Why You Should Disable WordPress “Post Revisions” To Save Database Space

WordPress has a function titled “Post Revisions” that when each time you save draft or publish a post or page and saves a revision copy of that post or page. It was introduced to help wordpress bloggers to keep revisions of post and restore to previous revisions anytime. This Feature can take up a huge chunk of database space however if you have a site that has a lot of articles, in this post we will show you several methods of how to disable the “Post Revisions” Feature and deleted stored revision posts from your database.

So whats the main benefit when disabling “Post Revisions” within wordpress?. Here at SocialCMSBuzz we had a database size of around 28MB, after disabling and deleting our “Post Revisions” this number dropped to around 8MB thats 20MB of a saving in MYSQL space within your wordpress database.

Method One – Getting Hands Dirty

The first method we will show you requires you to edit the wp-config.php to disable “Post Revisions” and also run an SQL query from within phpmyadmin to delete any stored “revision” posts from your wordpress database. There are several options we can use when disabling post revisions, read more about them here Revision Management.

To simply disable WordPress posts revisions completely we have to edit the wp-config.php file found in you wordpress root directory.

Copy and Paste the code below into your wp-config file, this will disable post revisions.

1
define('WP_POST_REVISIONS', false);

Next we need to run an SQL query from within PhpMyAdmin to delete the “Post Revisions” from your database. Remember to backup your database first as you always should before running any queries.

Run this query below

1
DELETE FROM wp_posts WHERE post_type = "revision";

Another query you could try is an older one from Lester Chan which deletes “Post Revision” data from wp_postmeta and wp_term_relationships tables also.

1
2
3
4
5
DELETE a,b,c  
FROM wp_posts a  
LEFT JOIN wp_term_relationships b ON (a.ID = b.object_id)  
LEFT JOIN wp_postmeta c ON (a.ID = c.post_id)  
WHERE a.post_type = 'revision'

Method Two – Use A Plugin

There are also a few plugins available to preform this task if you wish to use these we have listed them below for you.

WordPress Revision Control Plugin

revision-control-1

Revision Control is a plugin for WordPress 2.8+ which gives the user more control over the Post/Page Revisions.

The plugin allows the user to set a blog-global setting (Settings -> Revisions) for pages/posts to enable/disable/limit the number of revisions which are saved for the page/post.
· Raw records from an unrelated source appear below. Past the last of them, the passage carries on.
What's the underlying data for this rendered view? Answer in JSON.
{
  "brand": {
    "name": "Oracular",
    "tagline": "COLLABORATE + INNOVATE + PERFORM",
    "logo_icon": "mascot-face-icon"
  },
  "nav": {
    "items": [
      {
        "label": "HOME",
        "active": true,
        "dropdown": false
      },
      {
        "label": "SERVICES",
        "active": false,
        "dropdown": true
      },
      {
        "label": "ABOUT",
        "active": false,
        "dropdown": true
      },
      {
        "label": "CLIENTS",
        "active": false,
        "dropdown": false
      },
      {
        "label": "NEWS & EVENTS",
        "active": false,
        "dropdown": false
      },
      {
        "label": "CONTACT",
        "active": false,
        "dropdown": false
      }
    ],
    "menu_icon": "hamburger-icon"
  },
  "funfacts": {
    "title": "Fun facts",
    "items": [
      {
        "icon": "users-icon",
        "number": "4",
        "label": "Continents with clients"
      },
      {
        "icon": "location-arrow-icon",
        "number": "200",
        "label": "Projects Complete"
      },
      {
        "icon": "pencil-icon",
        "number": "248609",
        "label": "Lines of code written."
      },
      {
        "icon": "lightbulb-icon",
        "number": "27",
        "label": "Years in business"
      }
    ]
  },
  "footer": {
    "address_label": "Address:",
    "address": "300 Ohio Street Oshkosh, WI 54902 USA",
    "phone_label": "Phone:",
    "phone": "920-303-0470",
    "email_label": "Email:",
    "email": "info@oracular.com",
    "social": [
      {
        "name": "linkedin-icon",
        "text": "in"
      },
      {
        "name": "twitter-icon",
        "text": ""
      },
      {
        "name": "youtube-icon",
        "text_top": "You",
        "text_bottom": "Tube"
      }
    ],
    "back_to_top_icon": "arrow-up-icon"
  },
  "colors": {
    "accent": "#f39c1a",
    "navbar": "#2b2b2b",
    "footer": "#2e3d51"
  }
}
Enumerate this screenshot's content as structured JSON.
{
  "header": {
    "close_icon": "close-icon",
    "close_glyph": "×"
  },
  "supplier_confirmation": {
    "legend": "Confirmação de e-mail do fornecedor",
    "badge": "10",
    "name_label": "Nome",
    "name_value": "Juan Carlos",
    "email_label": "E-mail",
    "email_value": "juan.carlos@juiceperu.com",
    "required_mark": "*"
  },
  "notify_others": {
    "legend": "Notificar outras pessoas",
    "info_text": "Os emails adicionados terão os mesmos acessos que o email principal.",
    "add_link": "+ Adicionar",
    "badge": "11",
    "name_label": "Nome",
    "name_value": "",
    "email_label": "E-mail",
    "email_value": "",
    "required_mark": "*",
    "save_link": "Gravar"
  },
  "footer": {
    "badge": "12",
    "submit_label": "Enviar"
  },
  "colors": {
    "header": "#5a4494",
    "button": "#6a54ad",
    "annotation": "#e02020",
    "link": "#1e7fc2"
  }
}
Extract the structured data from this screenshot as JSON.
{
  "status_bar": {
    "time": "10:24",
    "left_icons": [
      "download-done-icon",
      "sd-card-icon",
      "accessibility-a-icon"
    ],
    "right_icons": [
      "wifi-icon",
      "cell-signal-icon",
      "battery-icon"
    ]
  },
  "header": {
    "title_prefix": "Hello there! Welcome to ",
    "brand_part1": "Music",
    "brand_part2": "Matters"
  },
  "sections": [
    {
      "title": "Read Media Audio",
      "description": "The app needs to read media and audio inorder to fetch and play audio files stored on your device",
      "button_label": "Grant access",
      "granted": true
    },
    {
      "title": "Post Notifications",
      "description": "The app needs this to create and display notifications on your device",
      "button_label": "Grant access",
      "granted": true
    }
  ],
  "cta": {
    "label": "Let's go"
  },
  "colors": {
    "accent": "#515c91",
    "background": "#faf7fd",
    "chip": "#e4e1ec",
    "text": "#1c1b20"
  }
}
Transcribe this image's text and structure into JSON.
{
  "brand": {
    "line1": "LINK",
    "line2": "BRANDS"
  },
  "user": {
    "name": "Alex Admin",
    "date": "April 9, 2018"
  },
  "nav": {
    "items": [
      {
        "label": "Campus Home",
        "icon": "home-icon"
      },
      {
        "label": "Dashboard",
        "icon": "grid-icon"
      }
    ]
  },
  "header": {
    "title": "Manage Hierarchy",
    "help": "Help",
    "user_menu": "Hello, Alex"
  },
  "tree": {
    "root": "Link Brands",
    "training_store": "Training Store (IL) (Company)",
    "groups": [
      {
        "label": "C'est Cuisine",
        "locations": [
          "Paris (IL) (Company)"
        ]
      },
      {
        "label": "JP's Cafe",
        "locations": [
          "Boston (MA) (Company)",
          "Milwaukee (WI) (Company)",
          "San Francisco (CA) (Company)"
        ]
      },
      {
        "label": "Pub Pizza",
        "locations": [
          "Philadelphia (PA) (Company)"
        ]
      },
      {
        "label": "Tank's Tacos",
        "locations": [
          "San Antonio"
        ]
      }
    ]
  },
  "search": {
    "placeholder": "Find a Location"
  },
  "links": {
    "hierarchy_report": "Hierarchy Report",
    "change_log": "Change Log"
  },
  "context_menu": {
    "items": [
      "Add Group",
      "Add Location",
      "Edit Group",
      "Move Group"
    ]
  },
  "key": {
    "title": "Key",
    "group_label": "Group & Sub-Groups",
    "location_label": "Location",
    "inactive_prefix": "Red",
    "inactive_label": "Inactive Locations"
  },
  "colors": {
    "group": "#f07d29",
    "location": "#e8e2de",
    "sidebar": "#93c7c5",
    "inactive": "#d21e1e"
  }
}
The user may change this setting on a per-page/post basis from the Revisions Meta box.

The plugin also allows the deletion of specific revisions via the Revisions post metabox.

WordPress Delete Revision Plugin

delete-revision-plugin

Let us know if you use any of these methods, how you get on and if you saved any database size.

If you enjoyed this post, make sure you subscribe to my RSS feed!

Article Details

#

Author: on November 25th, 2009

Category: Wordpress, Wordpress Hacks

Tags: ,

  1. Heather says:

    I installed the plugin on one of my sites but found that it only affects revisions going forward from the time you installed it – it does not remove existing revisions. So, I ran the SQL query as well. As a result, its database size went from 983 KB to 60kb in less than a minute. How. Cool. Is. That.

  2. Lincoln says:

    Hi Heather,

    Did you install both plugins? the first WordPress Revision Control Plugin allows you to control the revision options and the second WordPress Delete Revision Plugin should allow you to delete them.

    Let me know if you tried the WordPress Delete Revision Plugin and if it was that plugin that didn’t work. If so i will edit the article to reflect this.

    Thanks and happy this help you save some space 🙂

    Lincoln

  3. Kenneth says:

    Hi, is their a way to change of often the “Post Revisions” saves a revision? Like every fifth minute or so?

  4. Techachino says:

    Thanks for the information. But it would be helpful if you would reverse the order of the SQL queries listed in your post. Running the second one after you already deleted all revision posts is useless.

  1. Scrap Wordpress “Post Revisions”? | BloggerTools.Net